• [Dataset records]:
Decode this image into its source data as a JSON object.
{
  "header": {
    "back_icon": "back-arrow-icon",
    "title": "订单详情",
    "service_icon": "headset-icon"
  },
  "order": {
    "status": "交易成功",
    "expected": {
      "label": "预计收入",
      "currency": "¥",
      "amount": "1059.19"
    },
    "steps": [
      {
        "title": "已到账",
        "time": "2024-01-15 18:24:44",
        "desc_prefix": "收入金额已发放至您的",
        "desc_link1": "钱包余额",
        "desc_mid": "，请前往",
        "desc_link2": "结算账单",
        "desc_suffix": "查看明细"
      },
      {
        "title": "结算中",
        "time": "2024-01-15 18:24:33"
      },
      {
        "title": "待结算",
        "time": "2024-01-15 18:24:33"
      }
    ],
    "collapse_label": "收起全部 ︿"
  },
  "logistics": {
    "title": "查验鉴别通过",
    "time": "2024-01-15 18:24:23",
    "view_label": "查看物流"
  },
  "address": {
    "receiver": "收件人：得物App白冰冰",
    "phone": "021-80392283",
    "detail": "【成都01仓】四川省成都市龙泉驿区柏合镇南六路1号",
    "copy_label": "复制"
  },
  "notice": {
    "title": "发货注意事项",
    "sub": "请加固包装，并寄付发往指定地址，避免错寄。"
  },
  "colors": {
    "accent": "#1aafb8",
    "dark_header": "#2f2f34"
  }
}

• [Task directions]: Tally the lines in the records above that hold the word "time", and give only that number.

• [Response area]: 4